# [EXTRACTED INFORMATION]
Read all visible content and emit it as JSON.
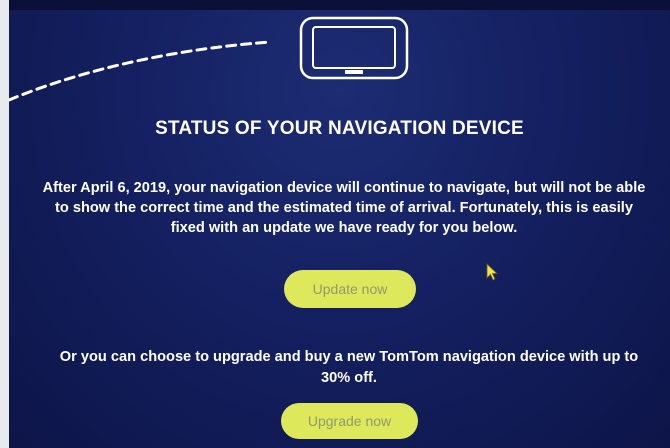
{
  "page": {
    "title": "STATUS OF YOUR NAVIGATION DEVICE",
    "message": "After April 6, 2019, your navigation device will continue to navigate, but will not be able to show the correct time and the estimated time of arrival. Fortunately, this is easily fixed with an update we have ready for you below.",
    "update_button": "Update now",
    "upgrade_message": "Or you can choose to upgrade and buy a new TomTom navigation device with up to 30% off.",
    "upgrade_button": "Upgrade now"
  },
  "icons": {
    "device": "navigation-device-icon",
    "route": "dashed-route-icon",
    "cursor": "mouse-cursor-icon"
  },
  "colors": {
    "background": "#142061",
    "button": "#dde85a",
    "button_text": "#8f9a6e",
    "text": "#ffffff"
  }
}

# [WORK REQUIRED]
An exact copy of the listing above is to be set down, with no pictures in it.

# [SOLUTION]
Read all visible content and emit it as JSON.
{
  "page": {
    "title": "STATUS OF YOUR NAVIGATION DEVICE",
    "message": "After April 6, 2019, your navigation device will continue to navigate, but will not be able to show the correct time and the estimated time of arrival. Fortunately, this is easily fixed with an update we have ready for you below.",
    "update_button": "Update now",
    "upgrade_message": "Or you can choose to upgrade and buy a new TomTom navigation device with up to 30% off.",
    "upgrade_button": "Upgrade now"
  },
  "icons": {
    "device": "navigation-device-icon",
    "route": "dashed-route-icon",
    "cursor": "mouse-cursor-icon"
  },
  "colors": {
    "background": "#142061",
    "button": "#dde85a",
    "button_text": "#8f9a6e",
    "text": "#ffffff"
  }
}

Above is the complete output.